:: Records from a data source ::
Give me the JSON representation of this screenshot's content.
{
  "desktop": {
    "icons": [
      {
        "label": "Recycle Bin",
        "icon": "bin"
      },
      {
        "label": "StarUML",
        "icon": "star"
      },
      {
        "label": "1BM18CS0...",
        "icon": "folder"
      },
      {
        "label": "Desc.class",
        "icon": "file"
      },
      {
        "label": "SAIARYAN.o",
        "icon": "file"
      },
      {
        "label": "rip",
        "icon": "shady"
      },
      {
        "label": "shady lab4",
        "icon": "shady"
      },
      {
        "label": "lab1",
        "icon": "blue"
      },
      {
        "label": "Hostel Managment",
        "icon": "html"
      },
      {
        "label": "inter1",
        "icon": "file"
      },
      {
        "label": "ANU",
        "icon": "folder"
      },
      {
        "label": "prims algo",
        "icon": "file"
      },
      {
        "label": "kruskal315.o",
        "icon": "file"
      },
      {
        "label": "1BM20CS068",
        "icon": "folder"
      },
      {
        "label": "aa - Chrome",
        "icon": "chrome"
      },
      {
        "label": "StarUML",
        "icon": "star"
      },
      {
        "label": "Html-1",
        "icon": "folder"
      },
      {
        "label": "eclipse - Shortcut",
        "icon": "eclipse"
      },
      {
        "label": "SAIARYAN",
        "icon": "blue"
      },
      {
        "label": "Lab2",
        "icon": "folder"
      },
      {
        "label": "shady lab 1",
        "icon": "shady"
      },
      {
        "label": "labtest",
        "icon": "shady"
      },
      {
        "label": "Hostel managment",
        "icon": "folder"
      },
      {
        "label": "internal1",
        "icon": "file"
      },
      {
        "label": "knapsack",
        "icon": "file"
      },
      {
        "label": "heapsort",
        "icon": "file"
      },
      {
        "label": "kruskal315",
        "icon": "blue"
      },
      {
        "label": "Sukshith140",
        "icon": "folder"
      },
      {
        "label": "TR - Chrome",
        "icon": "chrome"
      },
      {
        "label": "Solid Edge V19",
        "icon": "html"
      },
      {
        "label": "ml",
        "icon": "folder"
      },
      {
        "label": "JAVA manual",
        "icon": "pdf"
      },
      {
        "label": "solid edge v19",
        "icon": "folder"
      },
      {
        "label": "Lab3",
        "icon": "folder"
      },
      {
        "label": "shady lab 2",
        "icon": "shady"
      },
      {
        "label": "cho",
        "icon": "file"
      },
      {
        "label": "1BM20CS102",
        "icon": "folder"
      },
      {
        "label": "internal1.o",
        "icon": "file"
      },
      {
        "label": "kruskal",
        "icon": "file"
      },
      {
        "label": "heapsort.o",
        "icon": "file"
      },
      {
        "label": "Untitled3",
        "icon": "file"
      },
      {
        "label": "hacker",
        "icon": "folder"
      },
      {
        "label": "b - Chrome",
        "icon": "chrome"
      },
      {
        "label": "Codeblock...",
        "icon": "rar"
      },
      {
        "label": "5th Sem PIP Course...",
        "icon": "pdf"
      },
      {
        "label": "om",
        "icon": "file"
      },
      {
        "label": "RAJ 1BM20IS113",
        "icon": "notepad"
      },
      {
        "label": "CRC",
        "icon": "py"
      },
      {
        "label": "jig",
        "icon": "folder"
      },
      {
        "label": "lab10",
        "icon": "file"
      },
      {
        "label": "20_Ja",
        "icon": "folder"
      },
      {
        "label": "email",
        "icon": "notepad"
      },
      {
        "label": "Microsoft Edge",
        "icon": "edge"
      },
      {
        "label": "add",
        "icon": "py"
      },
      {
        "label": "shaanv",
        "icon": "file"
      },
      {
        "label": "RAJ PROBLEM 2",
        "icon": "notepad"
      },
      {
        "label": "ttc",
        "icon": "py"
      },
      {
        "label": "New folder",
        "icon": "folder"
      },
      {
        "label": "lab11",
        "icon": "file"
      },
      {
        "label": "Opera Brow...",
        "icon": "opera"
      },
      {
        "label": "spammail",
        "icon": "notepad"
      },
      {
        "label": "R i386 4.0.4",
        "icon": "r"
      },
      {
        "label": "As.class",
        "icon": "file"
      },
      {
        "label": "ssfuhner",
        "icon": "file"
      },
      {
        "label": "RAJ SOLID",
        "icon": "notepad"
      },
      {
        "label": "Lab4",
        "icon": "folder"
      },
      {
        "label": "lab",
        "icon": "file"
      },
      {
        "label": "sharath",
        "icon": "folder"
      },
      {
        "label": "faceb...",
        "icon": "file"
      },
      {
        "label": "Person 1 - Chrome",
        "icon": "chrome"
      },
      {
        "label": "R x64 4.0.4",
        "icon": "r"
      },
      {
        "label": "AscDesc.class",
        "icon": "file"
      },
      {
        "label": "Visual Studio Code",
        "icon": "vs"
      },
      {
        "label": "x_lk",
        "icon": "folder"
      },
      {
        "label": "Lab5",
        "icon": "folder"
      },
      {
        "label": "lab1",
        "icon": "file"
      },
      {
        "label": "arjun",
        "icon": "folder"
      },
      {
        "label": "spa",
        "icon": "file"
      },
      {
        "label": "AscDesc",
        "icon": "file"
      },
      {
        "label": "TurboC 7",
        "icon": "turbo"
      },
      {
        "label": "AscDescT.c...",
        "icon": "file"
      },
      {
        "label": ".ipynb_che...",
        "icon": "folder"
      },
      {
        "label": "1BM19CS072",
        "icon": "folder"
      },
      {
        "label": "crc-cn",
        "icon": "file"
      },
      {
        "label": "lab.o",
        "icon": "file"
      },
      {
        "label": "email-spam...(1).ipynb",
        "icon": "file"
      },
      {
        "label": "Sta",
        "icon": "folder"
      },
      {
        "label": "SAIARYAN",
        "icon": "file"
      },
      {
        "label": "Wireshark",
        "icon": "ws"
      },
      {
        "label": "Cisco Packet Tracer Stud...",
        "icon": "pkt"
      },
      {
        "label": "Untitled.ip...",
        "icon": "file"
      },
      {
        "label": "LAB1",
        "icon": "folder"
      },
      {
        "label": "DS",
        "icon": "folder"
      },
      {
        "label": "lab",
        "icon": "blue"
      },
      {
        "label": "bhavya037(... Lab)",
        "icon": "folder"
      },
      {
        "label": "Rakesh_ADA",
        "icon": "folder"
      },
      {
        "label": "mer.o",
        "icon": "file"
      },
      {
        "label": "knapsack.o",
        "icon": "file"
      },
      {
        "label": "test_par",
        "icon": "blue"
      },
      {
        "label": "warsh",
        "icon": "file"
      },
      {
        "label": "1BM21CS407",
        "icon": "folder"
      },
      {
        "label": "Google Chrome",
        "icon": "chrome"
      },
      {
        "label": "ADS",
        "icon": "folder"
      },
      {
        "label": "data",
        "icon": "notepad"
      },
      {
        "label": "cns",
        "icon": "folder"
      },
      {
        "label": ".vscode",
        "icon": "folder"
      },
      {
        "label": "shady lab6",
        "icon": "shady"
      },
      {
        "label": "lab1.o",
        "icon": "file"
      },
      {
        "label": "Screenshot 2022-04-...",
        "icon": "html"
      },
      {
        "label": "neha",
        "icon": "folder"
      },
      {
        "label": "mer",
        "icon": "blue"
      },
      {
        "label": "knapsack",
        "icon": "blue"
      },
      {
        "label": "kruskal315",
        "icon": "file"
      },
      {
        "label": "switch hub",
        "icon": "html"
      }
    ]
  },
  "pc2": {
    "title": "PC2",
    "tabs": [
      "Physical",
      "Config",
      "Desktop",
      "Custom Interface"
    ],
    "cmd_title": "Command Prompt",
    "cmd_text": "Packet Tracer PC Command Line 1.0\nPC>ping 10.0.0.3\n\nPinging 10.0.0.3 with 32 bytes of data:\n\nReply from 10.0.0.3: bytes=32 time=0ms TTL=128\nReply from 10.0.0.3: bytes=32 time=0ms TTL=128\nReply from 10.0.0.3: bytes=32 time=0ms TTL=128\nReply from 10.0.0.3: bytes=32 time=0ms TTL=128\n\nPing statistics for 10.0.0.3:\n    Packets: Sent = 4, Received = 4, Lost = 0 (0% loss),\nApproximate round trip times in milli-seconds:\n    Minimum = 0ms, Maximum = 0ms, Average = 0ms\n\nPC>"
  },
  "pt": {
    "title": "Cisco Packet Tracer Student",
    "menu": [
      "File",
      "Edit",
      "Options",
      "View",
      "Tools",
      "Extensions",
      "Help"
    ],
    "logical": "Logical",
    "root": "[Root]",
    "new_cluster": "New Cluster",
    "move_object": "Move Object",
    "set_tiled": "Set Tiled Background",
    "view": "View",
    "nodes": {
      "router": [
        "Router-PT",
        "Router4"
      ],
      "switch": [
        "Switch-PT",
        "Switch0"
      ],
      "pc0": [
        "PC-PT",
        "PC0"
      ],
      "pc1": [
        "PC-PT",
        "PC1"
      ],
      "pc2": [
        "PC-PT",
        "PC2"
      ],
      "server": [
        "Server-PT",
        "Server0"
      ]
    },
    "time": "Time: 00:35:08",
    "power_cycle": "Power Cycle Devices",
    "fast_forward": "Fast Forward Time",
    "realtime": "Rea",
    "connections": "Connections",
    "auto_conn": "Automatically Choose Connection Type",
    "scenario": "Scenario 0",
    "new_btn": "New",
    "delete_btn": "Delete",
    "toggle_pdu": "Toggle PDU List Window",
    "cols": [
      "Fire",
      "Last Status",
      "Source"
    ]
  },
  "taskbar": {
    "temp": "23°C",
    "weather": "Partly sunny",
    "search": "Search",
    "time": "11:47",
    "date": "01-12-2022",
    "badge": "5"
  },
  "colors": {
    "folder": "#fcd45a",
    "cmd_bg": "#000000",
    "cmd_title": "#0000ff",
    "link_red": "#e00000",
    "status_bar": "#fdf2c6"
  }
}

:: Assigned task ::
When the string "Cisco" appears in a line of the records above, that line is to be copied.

:: Finished task ::
        "label": "Cisco Packet Tracer Stud...",
    "title": "Cisco Packet Tracer Student",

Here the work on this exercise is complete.